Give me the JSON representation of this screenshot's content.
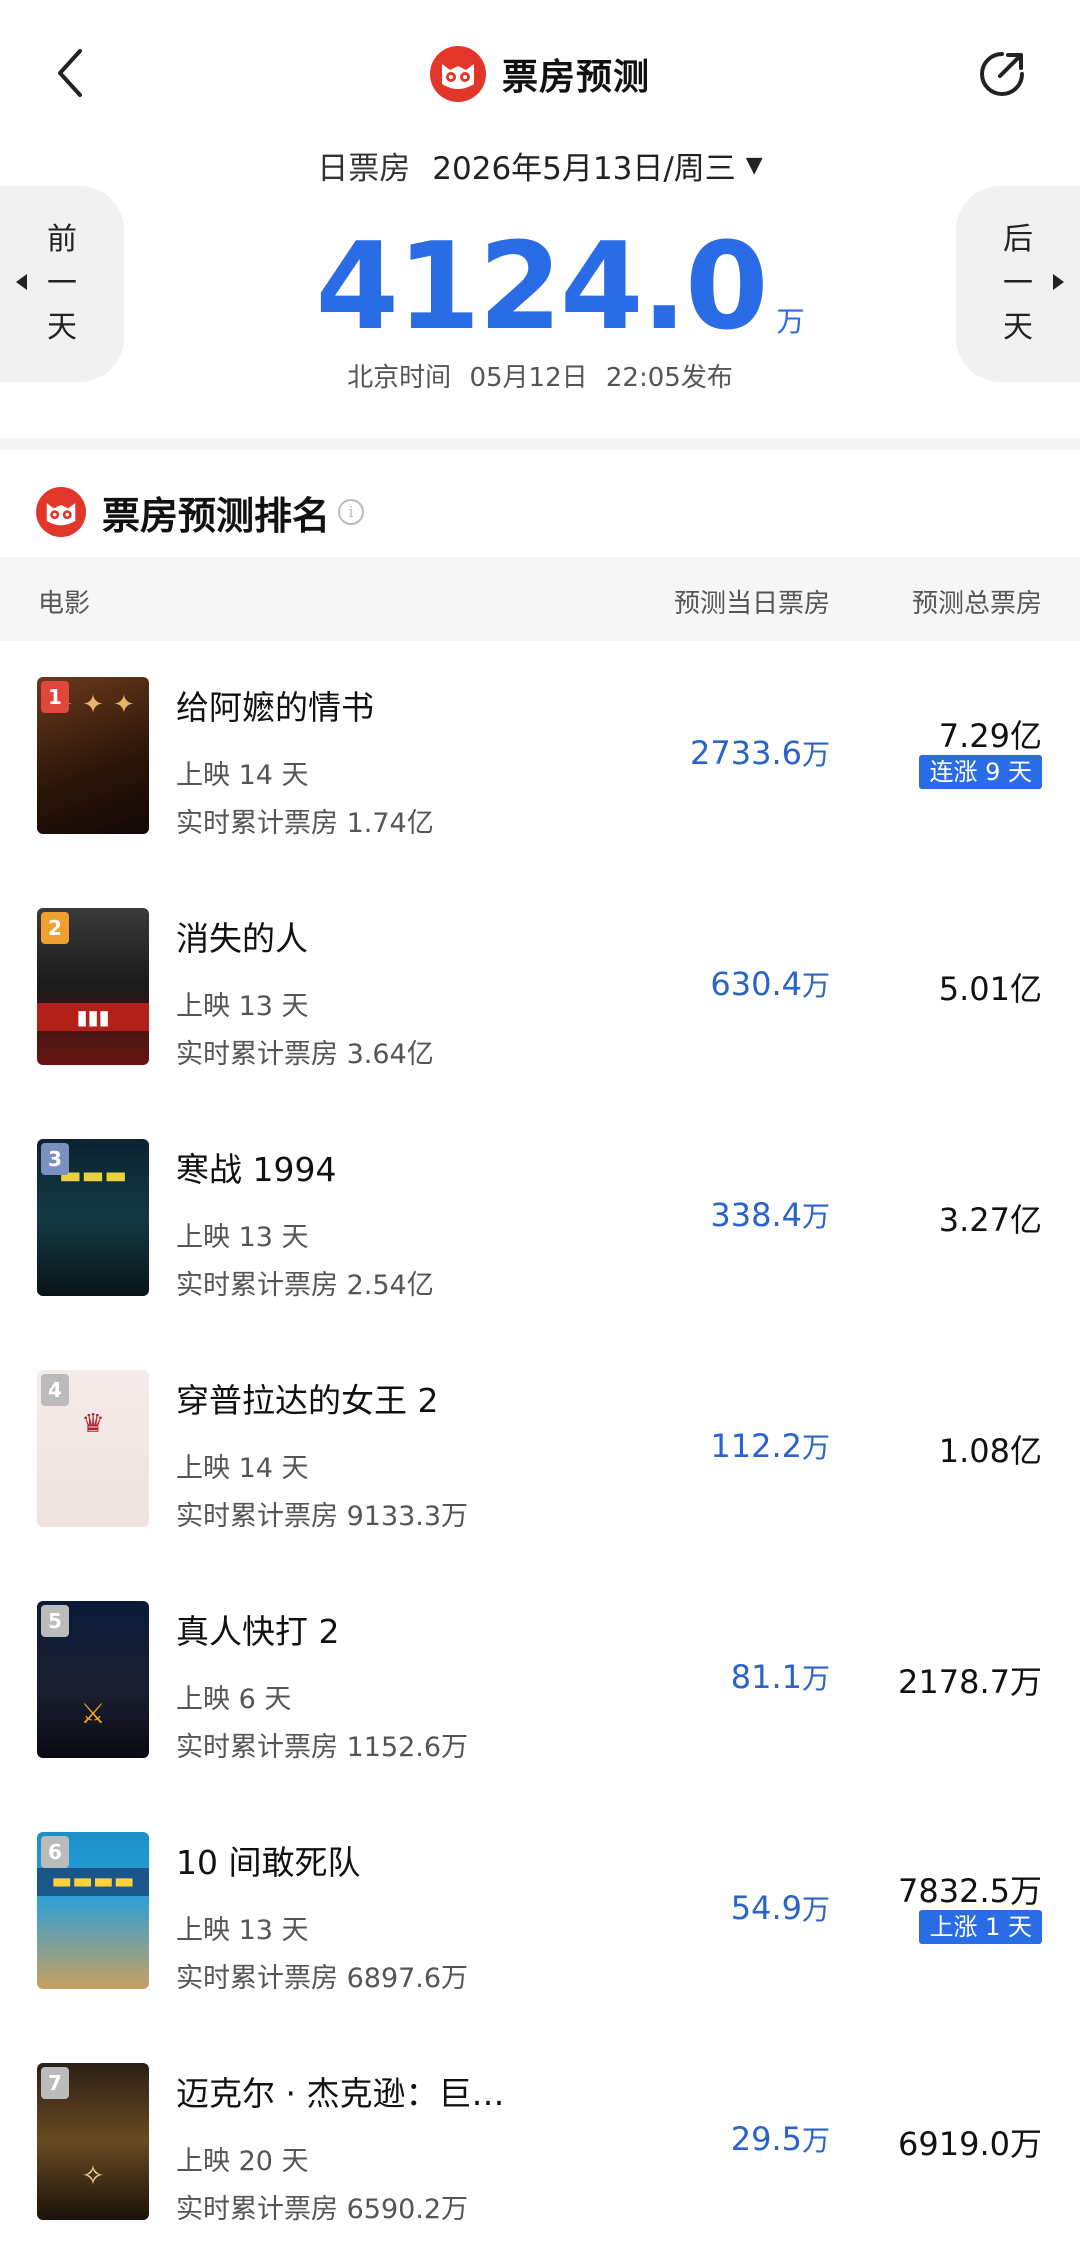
{
  "header": {
    "title": "票房预测",
    "back_icon": "back-arrow-icon",
    "share_icon": "share-icon"
  },
  "date_bar": {
    "type_label": "日票房",
    "date": "2026年5月13日/周三",
    "caret": "▼"
  },
  "nav": {
    "prev_label": "前一天",
    "next_label": "后一天"
  },
  "summary": {
    "total": "4124.0",
    "unit": "万",
    "publish_prefix": "北京时间",
    "publish_date": "05月12日",
    "publish_time": "22:05发布"
  },
  "section": {
    "title": "票房预测排名",
    "info_icon": "info-icon"
  },
  "table": {
    "col_movie": "电影",
    "col_daily": "预测当日票房",
    "col_total": "预测总票房"
  },
  "colors": {
    "accent_blue": "#2a6be6",
    "brand_red": "#e3362a"
  },
  "movies": [
    {
      "rank": "1",
      "name": "给阿嬷的情书",
      "days": "上映 14 天",
      "cumulative": "实时累计票房 1.74亿",
      "daily": "2733.6",
      "daily_unit": "万",
      "total": "7.29亿",
      "badge": "连涨 9 天",
      "rank_color": "#e0463c"
    },
    {
      "rank": "2",
      "name": "消失的人",
      "days": "上映 13 天",
      "cumulative": "实时累计票房 3.64亿",
      "daily": "630.4",
      "daily_unit": "万",
      "total": "5.01亿",
      "badge": "",
      "rank_color": "#f0a030"
    },
    {
      "rank": "3",
      "name": "寒战 1994",
      "days": "上映 13 天",
      "cumulative": "实时累计票房 2.54亿",
      "daily": "338.4",
      "daily_unit": "万",
      "total": "3.27亿",
      "badge": "",
      "rank_color": "#7a90c0"
    },
    {
      "rank": "4",
      "name": "穿普拉达的女王 2",
      "days": "上映 14 天",
      "cumulative": "实时累计票房 9133.3万",
      "daily": "112.2",
      "daily_unit": "万",
      "total": "1.08亿",
      "badge": "",
      "rank_color": "#bbbbbb"
    },
    {
      "rank": "5",
      "name": "真人快打 2",
      "days": "上映 6 天",
      "cumulative": "实时累计票房 1152.6万",
      "daily": "81.1",
      "daily_unit": "万",
      "total": "2178.7万",
      "badge": "",
      "rank_color": "#bbbbbb"
    },
    {
      "rank": "6",
      "name": "10 间敢死队",
      "days": "上映 13 天",
      "cumulative": "实时累计票房 6897.6万",
      "daily": "54.9",
      "daily_unit": "万",
      "total": "7832.5万",
      "badge": "上涨 1 天",
      "rank_color": "#bbbbbb"
    },
    {
      "rank": "7",
      "name": "迈克尔 · 杰克逊：巨…",
      "days": "上映 20 天",
      "cumulative": "实时累计票房 6590.2万",
      "daily": "29.5",
      "daily_unit": "万",
      "total": "6919.0万",
      "badge": "",
      "rank_color": "#bbbbbb"
    }
  ]
}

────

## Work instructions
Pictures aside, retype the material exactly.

## Expected answer
Give me the JSON representation of this screenshot's content.
{
  "header": {
    "title": "票房预测",
    "back_icon": "back-arrow-icon",
    "share_icon": "share-icon"
  },
  "date_bar": {
    "type_label": "日票房",
    "date": "2026年5月13日/周三",
    "caret": "▼"
  },
  "nav": {
    "prev_label": "前一天",
    "next_label": "后一天"
  },
  "summary": {
    "total": "4124.0",
    "unit": "万",
    "publish_prefix": "北京时间",
    "publish_date": "05月12日",
    "publish_time": "22:05发布"
  },
  "section": {
    "title": "票房预测排名",
    "info_icon": "info-icon"
  },
  "table": {
    "col_movie": "电影",
    "col_daily": "预测当日票房",
    "col_total": "预测总票房"
  },
  "colors": {
    "accent_blue": "#2a6be6",
    "brand_red": "#e3362a"
  },
  "movies": [
    {
      "rank": "1",
      "name": "给阿嬷的情书",
      "days": "上映 14 天",
      "cumulative": "实时累计票房 1.74亿",
      "daily": "2733.6",
      "daily_unit": "万",
      "total": "7.29亿",
      "badge": "连涨 9 天",
      "rank_color": "#e0463c"
    },
    {
      "rank": "2",
      "name": "消失的人",
      "days": "上映 13 天",
      "cumulative": "实时累计票房 3.64亿",
      "daily": "630.4",
      "daily_unit": "万",
      "total": "5.01亿",
      "badge": "",
      "rank_color": "#f0a030"
    },
    {
      "rank": "3",
      "name": "寒战 1994",
      "days": "上映 13 天",
      "cumulative": "实时累计票房 2.54亿",
      "daily": "338.4",
      "daily_unit": "万",
      "total": "3.27亿",
      "badge": "",
      "rank_color": "#7a90c0"
    },
    {
      "rank": "4",
      "name": "穿普拉达的女王 2",
      "days": "上映 14 天",
      "cumulative": "实时累计票房 9133.3万",
      "daily": "112.2",
      "daily_unit": "万",
      "total": "1.08亿",
      "badge": "",
      "rank_color": "#bbbbbb"
    },
    {
      "rank": "5",
      "name": "真人快打 2",
      "days": "上映 6 天",
      "cumulative": "实时累计票房 1152.6万",
      "daily": "81.1",
      "daily_unit": "万",
      "total": "2178.7万",
      "badge": "",
      "rank_color": "#bbbbbb"
    },
    {
      "rank": "6",
      "name": "10 间敢死队",
      "days": "上映 13 天",
      "cumulative": "实时累计票房 6897.6万",
      "daily": "54.9",
      "daily_unit": "万",
      "total": "7832.5万",
      "badge": "上涨 1 天",
      "rank_color": "#bbbbbb"
    },
    {
      "rank": "7",
      "name": "迈克尔 · 杰克逊：巨…",
      "days": "上映 20 天",
      "cumulative": "实时累计票房 6590.2万",
      "daily": "29.5",
      "daily_unit": "万",
      "total": "6919.0万",
      "badge": "",
      "rank_color": "#bbbbbb"
    }
  ]
}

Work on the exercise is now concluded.